───── GIVEN DATA
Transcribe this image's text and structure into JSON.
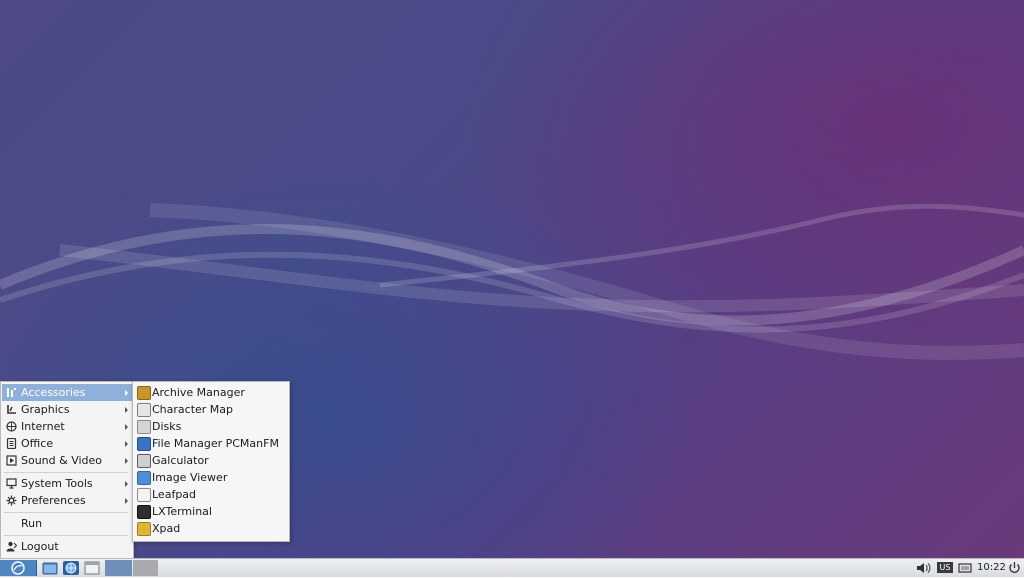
{
  "main_menu": {
    "items": [
      {
        "label": "Accessories",
        "icon": "accessories-icon",
        "submenu": true
      },
      {
        "label": "Graphics",
        "icon": "graphics-icon",
        "submenu": true
      },
      {
        "label": "Internet",
        "icon": "internet-icon",
        "submenu": true
      },
      {
        "label": "Office",
        "icon": "office-icon",
        "submenu": true
      },
      {
        "label": "Sound & Video",
        "icon": "sound-video-icon",
        "submenu": true
      },
      {
        "label": "System Tools",
        "icon": "system-tools-icon",
        "submenu": true
      },
      {
        "label": "Preferences",
        "icon": "preferences-icon",
        "submenu": true
      }
    ],
    "run_label": "Run",
    "logout_label": "Logout"
  },
  "sub_menu": {
    "items": [
      {
        "label": "Archive Manager",
        "icon": "archive-manager-icon",
        "color": "#c9952f"
      },
      {
        "label": "Character Map",
        "icon": "character-map-icon",
        "color": "#7e7e7e"
      },
      {
        "label": "Disks",
        "icon": "disks-icon",
        "color": "#9a9a9a"
      },
      {
        "label": "File Manager PCManFM",
        "icon": "file-manager-icon",
        "color": "#3b74c4"
      },
      {
        "label": "Galculator",
        "icon": "calculator-icon",
        "color": "#6d6d6d"
      },
      {
        "label": "Image Viewer",
        "icon": "image-viewer-icon",
        "color": "#4f8fd1"
      },
      {
        "label": "Leafpad",
        "icon": "leafpad-icon",
        "color": "#b9b9b9"
      },
      {
        "label": "LXTerminal",
        "icon": "terminal-icon",
        "color": "#2e2e2e"
      },
      {
        "label": "Xpad",
        "icon": "xpad-icon",
        "color": "#e0b43a"
      }
    ]
  },
  "taskbar": {
    "keyboard_layout": "US",
    "clock": "10:22"
  },
  "colors": {
    "menu_highlight": "#8fb0d9",
    "taskbar_bg": "#e2e5e8"
  }
}
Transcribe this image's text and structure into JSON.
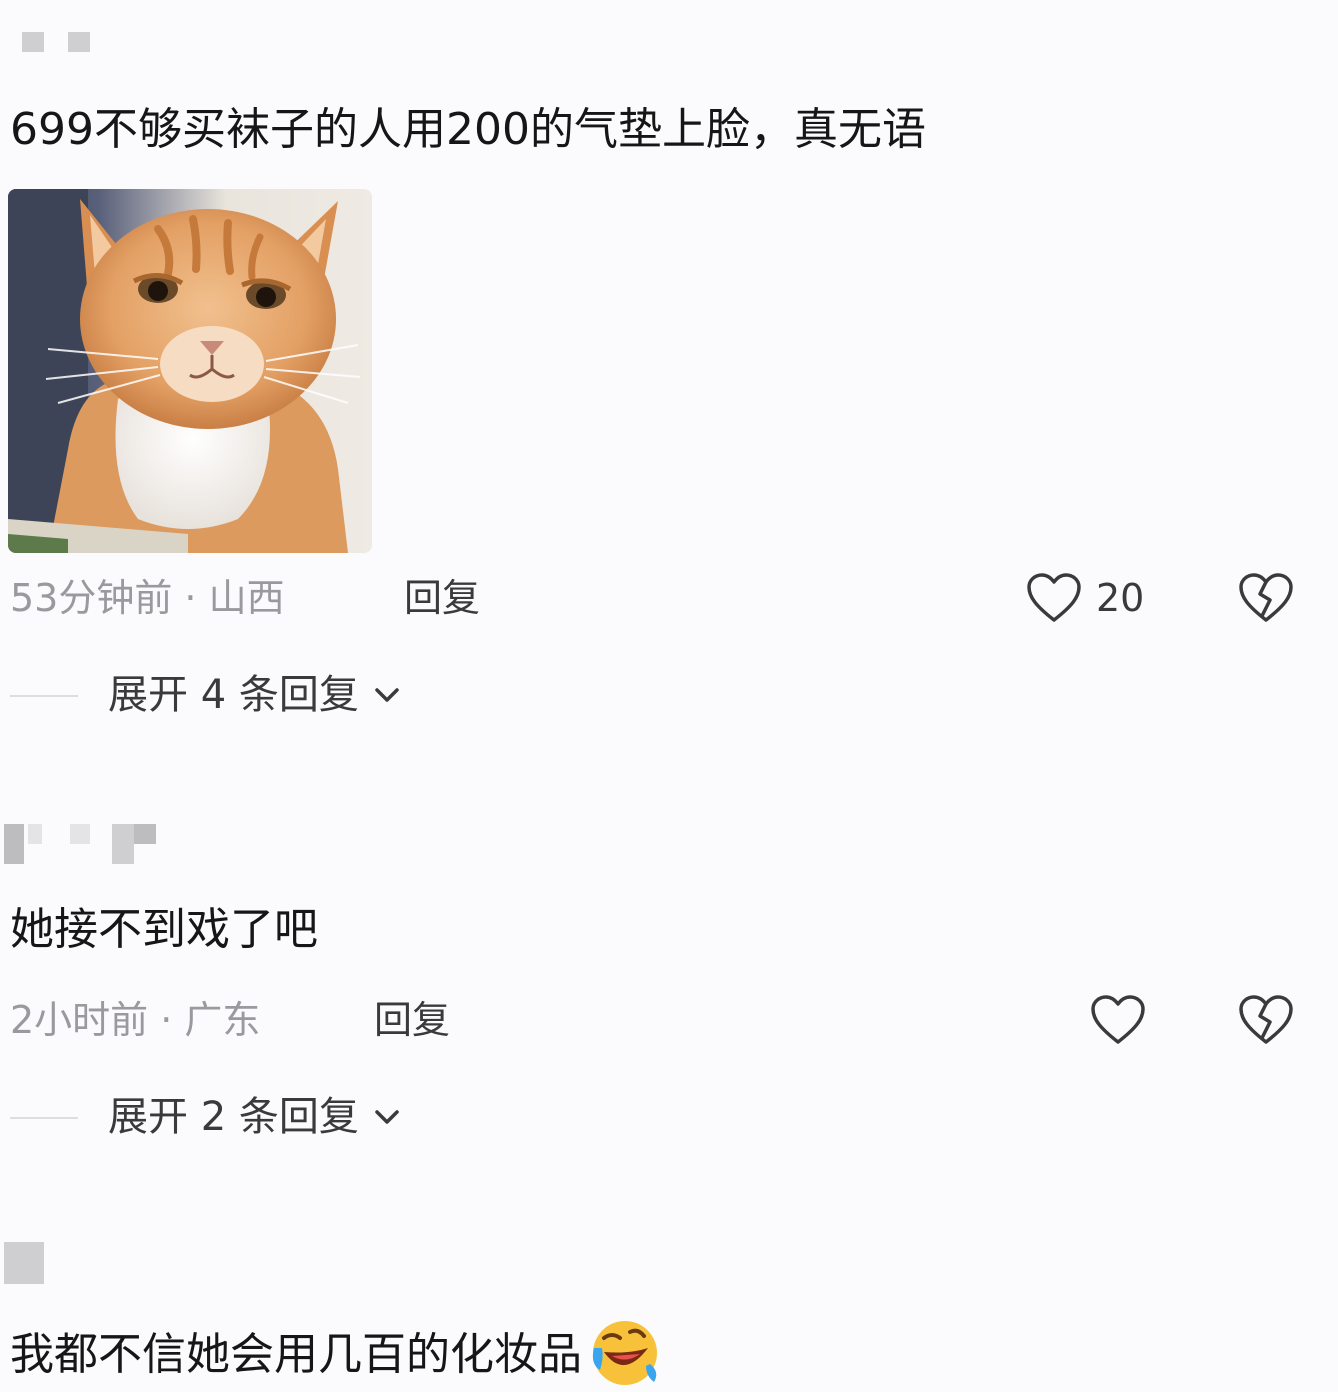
{
  "comments": [
    {
      "text": "699不够买袜子的人用200的气垫上脸，真无语",
      "time_location": "53分钟前 · 山西",
      "reply_label": "回复",
      "like_count": "20",
      "expand_label": "展开 4 条回复",
      "image": "orange-tabby-cat-meme"
    },
    {
      "text": "她接不到戏了吧",
      "time_location": "2小时前 · 广东",
      "reply_label": "回复",
      "like_count": "",
      "expand_label": "展开 2 条回复"
    },
    {
      "text": "我都不信她会用几百的化妆品",
      "emoji": "rolling-laughing-emoji"
    }
  ],
  "icons": {
    "like": "heart-outline-icon",
    "dislike": "broken-heart-icon",
    "expand": "chevron-down-icon"
  },
  "colors": {
    "background": "#fbfbfd",
    "text_primary": "#161616",
    "text_meta": "#9a9a9e",
    "text_action": "#3a3a3c",
    "username_blur": "#cfcfd2"
  }
}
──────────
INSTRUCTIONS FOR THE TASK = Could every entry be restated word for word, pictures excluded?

RESULT =
Transcribe this image's text and structure into JSON.
{
  "main_menu": {
    "items": [
      {
        "label": "Accessories",
        "icon": "accessories-icon",
        "submenu": true
      },
      {
        "label": "Graphics",
        "icon": "graphics-icon",
        "submenu": true
      },
      {
        "label": "Internet",
        "icon": "internet-icon",
        "submenu": true
      },
      {
        "label": "Office",
        "icon": "office-icon",
        "submenu": true
      },
      {
        "label": "Sound & Video",
        "icon": "sound-video-icon",
        "submenu": true
      },
      {
        "label": "System Tools",
        "icon": "system-tools-icon",
        "submenu": true
      },
      {
        "label": "Preferences",
        "icon": "preferences-icon",
        "submenu": true
      }
    ],
    "run_label": "Run",
    "logout_label": "Logout"
  },
  "sub_menu": {
    "items": [
      {
        "label": "Archive Manager",
        "icon": "archive-manager-icon",
        "color": "#c9952f"
      },
      {
        "label": "Character Map",
        "icon": "character-map-icon",
        "color": "#7e7e7e"
      },
      {
        "label": "Disks",
        "icon": "disks-icon",
        "color": "#9a9a9a"
      },
      {
        "label": "File Manager PCManFM",
        "icon": "file-manager-icon",
        "color": "#3b74c4"
      },
      {
        "label": "Galculator",
        "icon": "calculator-icon",
        "color": "#6d6d6d"
      },
      {
        "label": "Image Viewer",
        "icon": "image-viewer-icon",
        "color": "#4f8fd1"
      },
      {
        "label": "Leafpad",
        "icon": "leafpad-icon",
        "color": "#b9b9b9"
      },
      {
        "label": "LXTerminal",
        "icon": "terminal-icon",
        "color": "#2e2e2e"
      },
      {
        "label": "Xpad",
        "icon": "xpad-icon",
        "color": "#e0b43a"
      }
    ]
  },
  "taskbar": {
    "keyboard_layout": "US",
    "clock": "10:22"
  },
  "colors": {
    "menu_highlight": "#8fb0d9",
    "taskbar_bg": "#e2e5e8"
  }
}
Transcribe this image's text and structure into JSON.
{
  "comments": [
    {
      "text": "699不够买袜子的人用200的气垫上脸，真无语",
      "time_location": "53分钟前 · 山西",
      "reply_label": "回复",
      "like_count": "20",
      "expand_label": "展开 4 条回复",
      "image": "orange-tabby-cat-meme"
    },
    {
      "text": "她接不到戏了吧",
      "time_location": "2小时前 · 广东",
      "reply_label": "回复",
      "like_count": "",
      "expand_label": "展开 2 条回复"
    },
    {
      "text": "我都不信她会用几百的化妆品",
      "emoji": "rolling-laughing-emoji"
    }
  ],
  "icons": {
    "like": "heart-outline-icon",
    "dislike": "broken-heart-icon",
    "expand": "chevron-down-icon"
  },
  "colors": {
    "background": "#fbfbfd",
    "text_primary": "#161616",
    "text_meta": "#9a9a9e",
    "text_action": "#3a3a3c",
    "username_blur": "#cfcfd2"
  }
}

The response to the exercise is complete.